History in Structure

This site is entirely user-supported. See how you can help.

1-7 Sloane Street

A Grade II Listed Building in Ladywood, Birmingham

Approximate Location Map
Large Map »
Street View
Contributor Photos »

Street View is the best available vantage point looking, if possible, towards the location of the building. In some locations, Street View may not give a view of the actual building, or may not be available at all. Where it is not available, the satellite view is shown instead.


Latitude: 52.4834 / 52°29'0"N

Longitude: -1.9126 / 1°54'45"W

OS Eastings: 406029

OS Northings: 287279

OS Grid: SP060872

Mapcode National: GBR 5X7.LN

Mapcode Global: VH9YW.SVQ3

Entry Name: 1-7 Sloane Street

Listing Date: 5 March 2004

Grade: II

Source: Historic England

Source ID: 1408477

Location: Birmingham, B1

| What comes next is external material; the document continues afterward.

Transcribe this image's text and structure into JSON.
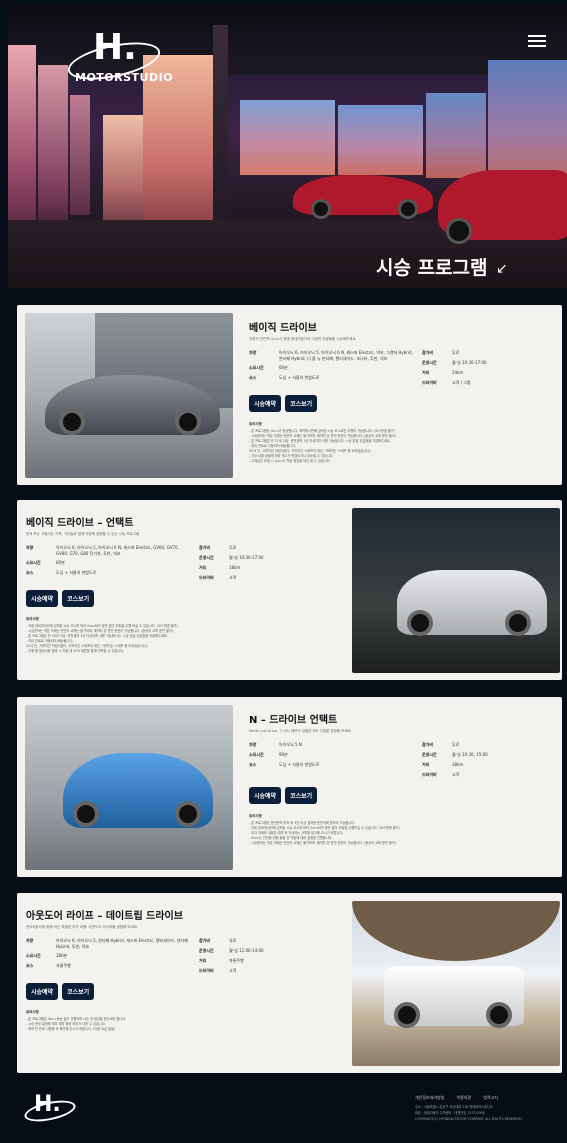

County: Birmingham

Electoral Ward/Division: Ladywood

Parish: Non Civil Parish

Built-Up Area: Birmingham

Traditional County: Warwickshire

Lieutenancy Area (Ceremonial County): West Midlands

Church of England Parish: Birmingham St Paul

Church of England Diocese: Birmingham

Find accommodation in

Listing Text

Manufactory, formerly brass foundry. c.1854, with additions of 1887 and C20 alterations. Built by David Malins, brass founder, upholsterer and ironmonger. Red brick with painted stone dressings, truncated gable stacks and a slate roof covering.
PLAN: Courtyard plan on deep rectangular plot with storeyed ranges extending to south-east and south-west sides of rear yard.
EXTERIOR: 8-bay street frontage range of 3 storeys above a basement, rising from a shallow blue brick plinth. Ground floor openings set below wide lintel band and cornice, the bays delineated by pilasters. At bays 2 and 6 are tall doorways with panelled double doors. Bay 3 has a single panelled door below a multi-pane overlight. Wide vehicle entrance to centre with C20 railed gates. Remaining bays have 8 over 8 pane sash windows in recessed panels between pilasters. First floor with 8,6 over 6 pane sashes with gauged brick heads and painted sills. Upper floor with semi-circular arch-headed openings with 2 over 2 pane sashes and a moulded sill band. Moulded eaves cornice. 3 storey attached rear range with painted ground floor and lower C20 extension which links with mid-C19 cross range at south-west end of courtyard.
HISTORY: The works, known as 'Tyndall Works' by 1886 appears to have been developed in 2 phases, with only part of the frontage range shown on the Piggot-Smith map of 1855-61, but with the rear ranges in place by this date.
SOURCE: Cattell, J Ely, S and Jones, B 2002. The Birmingham Jewellery Quarter. An Architectural Survey of the Manufactories.

A mid-C19 brass foundry site, with a little- altered street frontage range and surviving rear ranges , representing a significant branch of the metal working industries in a manufacturing quarter of Birmingham now recognised as being of international significance.

This text is from the original listing, and may not necessarily reflect the current setting of the building.

Other nearby listed buildings

BritishListedBuildings.co.uk is an independent online resource and is not associated with any government department. All government data published here is used under licence. Please do not contact BritishListedBuildings.co.uk for any queries related to any individual listed building, planning permission related to listed buildings or the listing process itself.

British Listed Buildings is a Good Stuff website.